"The Volt is quite the car. I commute 50 miles per day, round trip. Employer allows me to recharge during the day which worked out great during winter in central IL. Certainly this car's range is reduced in cold (and I am assuming hot) weather. Yet, even in worst of times it would go 25-30 miles on a full charge. Now getting 45+ easily during spring. Handles great, even in snow. Run-and-gunners would not get as much enjoyment from the vehicle but perhaps it may adjust driving habits. Can't think of a better car that I've owned. Now if charging stations would just be a little more popular..."
3 people out of 3 found this review helpful
By GWTX (TX) on Friday, April 26, 2013
I own this car - My approximate mileage is 900overall rating 8 of 10rating details
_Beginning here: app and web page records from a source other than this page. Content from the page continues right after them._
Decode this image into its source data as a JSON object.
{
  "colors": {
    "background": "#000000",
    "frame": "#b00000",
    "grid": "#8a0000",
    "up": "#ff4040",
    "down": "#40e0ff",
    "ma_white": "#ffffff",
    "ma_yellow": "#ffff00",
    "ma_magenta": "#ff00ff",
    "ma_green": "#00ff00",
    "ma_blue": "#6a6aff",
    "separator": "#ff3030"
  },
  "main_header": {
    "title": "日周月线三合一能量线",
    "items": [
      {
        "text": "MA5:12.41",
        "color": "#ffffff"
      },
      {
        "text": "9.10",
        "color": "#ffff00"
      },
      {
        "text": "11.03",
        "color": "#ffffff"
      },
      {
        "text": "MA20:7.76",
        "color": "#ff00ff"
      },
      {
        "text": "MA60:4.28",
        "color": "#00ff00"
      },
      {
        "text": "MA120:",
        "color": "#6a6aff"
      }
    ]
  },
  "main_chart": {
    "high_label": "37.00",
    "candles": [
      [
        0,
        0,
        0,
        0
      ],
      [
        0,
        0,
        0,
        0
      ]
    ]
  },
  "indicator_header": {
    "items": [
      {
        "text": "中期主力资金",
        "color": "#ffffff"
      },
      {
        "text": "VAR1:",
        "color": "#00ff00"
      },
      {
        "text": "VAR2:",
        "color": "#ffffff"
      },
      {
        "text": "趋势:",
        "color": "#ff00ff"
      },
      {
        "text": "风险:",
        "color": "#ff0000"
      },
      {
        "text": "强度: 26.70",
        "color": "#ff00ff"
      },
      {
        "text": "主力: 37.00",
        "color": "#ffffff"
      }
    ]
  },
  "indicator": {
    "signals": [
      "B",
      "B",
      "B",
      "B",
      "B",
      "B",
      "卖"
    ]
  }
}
Pros: "Smooth. Quiet. Haven't bought gas yet!"
Cons: "Nav system and voice recognition is a disaster"
Likely to recommend this car? (1-10): 8
"I've had the car for a month and put on about 1,000 miles. I've yet to put gas in the car, so from the EV perspective it works exactly as advertised. I bought it with all the bells and whistles. The interior isn't bad. It's a bit cramped and there isn't a lot of space in the back seat. The lack of electric seat adjustments is a major negative. My wife literally has to get out of the car to adjust the seat. We trade back and forth driving the car, so we're constantly pumping the lever to raise or lower the seat. It's very inconvenient. The other complaint is that the voice recognition and navigation system is a complete train wreck. Simple instructions like "Drive Home" or "Destination Home" are impossible. If you don't know the exact command name in the list, the voice recognition is completely useless. I don't understand why I can tell my phone to "drive to bass hall" and it gives me directions to the door, but the Chevy nav system completely freaks out. Then, when it tries to send you to something ridiculous, like Baskeall, TX, (I don't think such a place exists), canceling the instructions takes several minutes. You have to wait for it to calculate the results and then talk your way through several menus before you can tell it delete the waypoint. Then it asks you which waypoint to delete (of the one available). Chevy could fix this with a software download. Let's hope they do. On the plus side, the car drives very well. It doesn't have 'power' in the traditional sense, but it really takes off. It's very smooth, nimble handling, and--of course--extremely quiet. I'm glad I bought the car and will consider the ELR when it comes out. In the meantime, though, Chevy needs to do some work on the voice commands and nav system."
4 people out of 4 found this review helpful
By Jolt (PA) on Monday, April 15, 2013
I own this car - My approximate mileage is 7,000overall rating 10 of 10rating details
Pros: "Fun to drive, great car, nice design, amazing mpg"
Likely to recommend this car? (1-10): 10
"The Chevrolet Volt is really a great car! It really does save you money. On average people drive 900 miles in between fill ups. I would highly suggest buying a Chevy Volt!"
By tyme2par4 (NH) on Friday, April 12, 2013
I own this car - My approximate mileage is 9,000overall rating 10 of 10rating details
Pros: "Silent driving, instant torque, NO MORE GAS!"
Cons: "Some controls could be better designed (climate)"
Likely to recommend this car? (1-10): 10
"I love my Volt! The car handles great, it's comfortable, stylish and just all around great. Driving in silence is a welcome change from traditional cars. The Volt has technology no other car has. I drive 95% of the time on electricity. The cost to drive a Volt is a fraction of that of other cars, simply because electricity is so much cheaper than gas."